Task prompt
Give back the records below exactly, every one, with no pictures.

The data
- Opening Delimiter -
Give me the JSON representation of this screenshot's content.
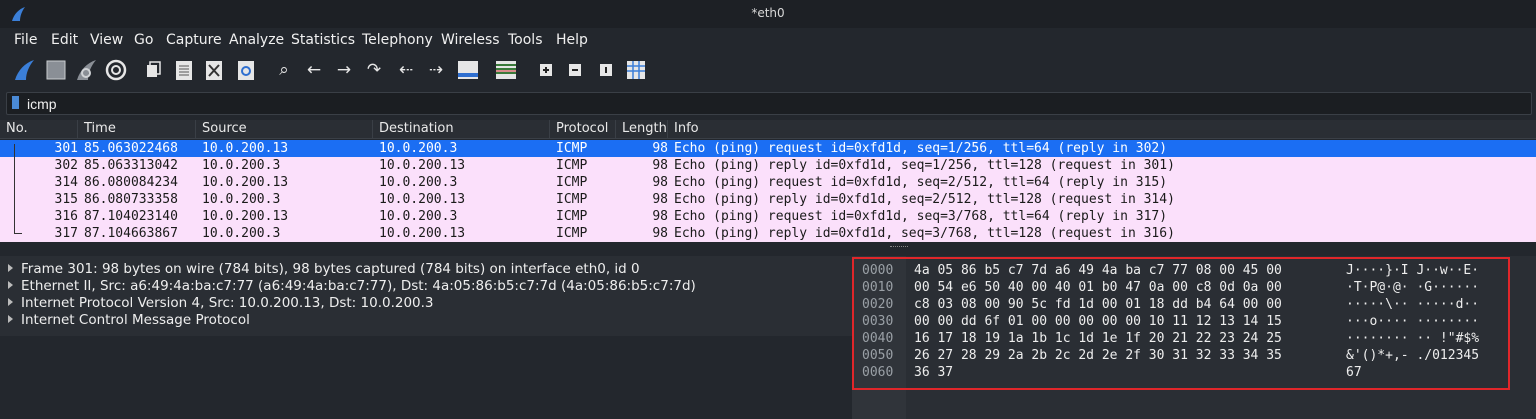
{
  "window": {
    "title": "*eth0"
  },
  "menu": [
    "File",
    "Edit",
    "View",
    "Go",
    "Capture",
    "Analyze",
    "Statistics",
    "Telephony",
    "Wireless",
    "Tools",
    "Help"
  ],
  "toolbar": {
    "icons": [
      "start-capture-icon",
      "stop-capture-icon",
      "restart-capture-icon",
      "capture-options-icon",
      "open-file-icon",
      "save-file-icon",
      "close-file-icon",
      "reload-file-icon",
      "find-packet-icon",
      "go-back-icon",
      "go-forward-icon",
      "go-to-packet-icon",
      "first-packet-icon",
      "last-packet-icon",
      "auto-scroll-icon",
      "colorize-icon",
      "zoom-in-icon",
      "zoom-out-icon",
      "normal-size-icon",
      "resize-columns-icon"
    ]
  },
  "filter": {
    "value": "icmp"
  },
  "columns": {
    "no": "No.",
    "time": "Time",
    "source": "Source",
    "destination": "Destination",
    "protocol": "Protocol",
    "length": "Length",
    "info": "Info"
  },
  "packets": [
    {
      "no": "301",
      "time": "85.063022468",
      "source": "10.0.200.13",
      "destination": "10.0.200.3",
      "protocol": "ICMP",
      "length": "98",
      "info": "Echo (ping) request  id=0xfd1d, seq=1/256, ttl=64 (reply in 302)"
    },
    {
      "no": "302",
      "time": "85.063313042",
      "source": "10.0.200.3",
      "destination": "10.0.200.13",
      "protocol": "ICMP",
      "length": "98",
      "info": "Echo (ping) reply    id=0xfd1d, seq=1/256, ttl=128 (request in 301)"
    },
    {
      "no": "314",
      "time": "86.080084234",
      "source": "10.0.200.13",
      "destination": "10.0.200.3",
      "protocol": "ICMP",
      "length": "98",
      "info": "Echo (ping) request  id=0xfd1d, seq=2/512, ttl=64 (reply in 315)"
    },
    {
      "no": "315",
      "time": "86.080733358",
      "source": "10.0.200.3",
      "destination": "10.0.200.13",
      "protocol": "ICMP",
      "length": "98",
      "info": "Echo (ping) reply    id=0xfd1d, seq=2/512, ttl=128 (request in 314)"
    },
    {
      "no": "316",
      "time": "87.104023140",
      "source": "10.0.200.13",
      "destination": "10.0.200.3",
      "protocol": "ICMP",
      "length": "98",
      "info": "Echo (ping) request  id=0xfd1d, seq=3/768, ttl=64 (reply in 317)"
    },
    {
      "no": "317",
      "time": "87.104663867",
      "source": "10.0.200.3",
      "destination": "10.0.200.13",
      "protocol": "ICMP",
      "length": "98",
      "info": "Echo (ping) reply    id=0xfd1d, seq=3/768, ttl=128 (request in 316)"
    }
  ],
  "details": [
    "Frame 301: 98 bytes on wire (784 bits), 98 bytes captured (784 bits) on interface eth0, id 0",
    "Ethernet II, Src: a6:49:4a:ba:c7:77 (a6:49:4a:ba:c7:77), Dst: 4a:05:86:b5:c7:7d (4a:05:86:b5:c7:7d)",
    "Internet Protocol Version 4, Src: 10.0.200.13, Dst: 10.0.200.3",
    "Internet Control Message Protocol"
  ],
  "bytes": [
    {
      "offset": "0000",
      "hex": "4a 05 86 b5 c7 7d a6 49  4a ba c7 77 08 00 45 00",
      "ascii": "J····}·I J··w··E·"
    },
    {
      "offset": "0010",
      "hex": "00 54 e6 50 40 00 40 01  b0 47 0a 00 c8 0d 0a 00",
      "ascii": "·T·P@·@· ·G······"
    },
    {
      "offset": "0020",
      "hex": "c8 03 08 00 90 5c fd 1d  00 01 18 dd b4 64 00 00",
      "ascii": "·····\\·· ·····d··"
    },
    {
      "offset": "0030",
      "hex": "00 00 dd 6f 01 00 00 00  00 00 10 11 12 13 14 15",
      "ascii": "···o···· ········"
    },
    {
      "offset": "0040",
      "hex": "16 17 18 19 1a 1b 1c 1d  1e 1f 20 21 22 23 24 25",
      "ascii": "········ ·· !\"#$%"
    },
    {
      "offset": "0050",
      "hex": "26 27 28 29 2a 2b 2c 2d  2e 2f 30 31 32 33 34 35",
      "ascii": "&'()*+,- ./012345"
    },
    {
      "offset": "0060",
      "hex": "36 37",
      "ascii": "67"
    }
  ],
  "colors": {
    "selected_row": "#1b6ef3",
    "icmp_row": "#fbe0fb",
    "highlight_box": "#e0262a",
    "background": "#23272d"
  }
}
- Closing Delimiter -
Exercise output
Give me the JSON representation of this screenshot's content.
{
  "window": {
    "title": "*eth0"
  },
  "menu": [
    "File",
    "Edit",
    "View",
    "Go",
    "Capture",
    "Analyze",
    "Statistics",
    "Telephony",
    "Wireless",
    "Tools",
    "Help"
  ],
  "toolbar": {
    "icons": [
      "start-capture-icon",
      "stop-capture-icon",
      "restart-capture-icon",
      "capture-options-icon",
      "open-file-icon",
      "save-file-icon",
      "close-file-icon",
      "reload-file-icon",
      "find-packet-icon",
      "go-back-icon",
      "go-forward-icon",
      "go-to-packet-icon",
      "first-packet-icon",
      "last-packet-icon",
      "auto-scroll-icon",
      "colorize-icon",
      "zoom-in-icon",
      "zoom-out-icon",
      "normal-size-icon",
      "resize-columns-icon"
    ]
  },
  "filter": {
    "value": "icmp"
  },
  "columns": {
    "no": "No.",
    "time": "Time",
    "source": "Source",
    "destination": "Destination",
    "protocol": "Protocol",
    "length": "Length",
    "info": "Info"
  },
  "packets": [
    {
      "no": "301",
      "time": "85.063022468",
      "source": "10.0.200.13",
      "destination": "10.0.200.3",
      "protocol": "ICMP",
      "length": "98",
      "info": "Echo (ping) request  id=0xfd1d, seq=1/256, ttl=64 (reply in 302)"
    },
    {
      "no": "302",
      "time": "85.063313042",
      "source": "10.0.200.3",
      "destination": "10.0.200.13",
      "protocol": "ICMP",
      "length": "98",
      "info": "Echo (ping) reply    id=0xfd1d, seq=1/256, ttl=128 (request in 301)"
    },
    {
      "no": "314",
      "time": "86.080084234",
      "source": "10.0.200.13",
      "destination": "10.0.200.3",
      "protocol": "ICMP",
      "length": "98",
      "info": "Echo (ping) request  id=0xfd1d, seq=2/512, ttl=64 (reply in 315)"
    },
    {
      "no": "315",
      "time": "86.080733358",
      "source": "10.0.200.3",
      "destination": "10.0.200.13",
      "protocol": "ICMP",
      "length": "98",
      "info": "Echo (ping) reply    id=0xfd1d, seq=2/512, ttl=128 (request in 314)"
    },
    {
      "no": "316",
      "time": "87.104023140",
      "source": "10.0.200.13",
      "destination": "10.0.200.3",
      "protocol": "ICMP",
      "length": "98",
      "info": "Echo (ping) request  id=0xfd1d, seq=3/768, ttl=64 (reply in 317)"
    },
    {
      "no": "317",
      "time": "87.104663867",
      "source": "10.0.200.3",
      "destination": "10.0.200.13",
      "protocol": "ICMP",
      "length": "98",
      "info": "Echo (ping) reply    id=0xfd1d, seq=3/768, ttl=128 (request in 316)"
    }
  ],
  "details": [
    "Frame 301: 98 bytes on wire (784 bits), 98 bytes captured (784 bits) on interface eth0, id 0",
    "Ethernet II, Src: a6:49:4a:ba:c7:77 (a6:49:4a:ba:c7:77), Dst: 4a:05:86:b5:c7:7d (4a:05:86:b5:c7:7d)",
    "Internet Protocol Version 4, Src: 10.0.200.13, Dst: 10.0.200.3",
    "Internet Control Message Protocol"
  ],
  "bytes": [
    {
      "offset": "0000",
      "hex": "4a 05 86 b5 c7 7d a6 49  4a ba c7 77 08 00 45 00",
      "ascii": "J····}·I J··w··E·"
    },
    {
      "offset": "0010",
      "hex": "00 54 e6 50 40 00 40 01  b0 47 0a 00 c8 0d 0a 00",
      "ascii": "·T·P@·@· ·G······"
    },
    {
      "offset": "0020",
      "hex": "c8 03 08 00 90 5c fd 1d  00 01 18 dd b4 64 00 00",
      "ascii": "·····\\·· ·····d··"
    },
    {
      "offset": "0030",
      "hex": "00 00 dd 6f 01 00 00 00  00 00 10 11 12 13 14 15",
      "ascii": "···o···· ········"
    },
    {
      "offset": "0040",
      "hex": "16 17 18 19 1a 1b 1c 1d  1e 1f 20 21 22 23 24 25",
      "ascii": "········ ·· !\"#$%"
    },
    {
      "offset": "0050",
      "hex": "26 27 28 29 2a 2b 2c 2d  2e 2f 30 31 32 33 34 35",
      "ascii": "&'()*+,- ./012345"
    },
    {
      "offset": "0060",
      "hex": "36 37",
      "ascii": "67"
    }
  ],
  "colors": {
    "selected_row": "#1b6ef3",
    "icmp_row": "#fbe0fb",
    "highlight_box": "#e0262a",
    "background": "#23272d"
  }
}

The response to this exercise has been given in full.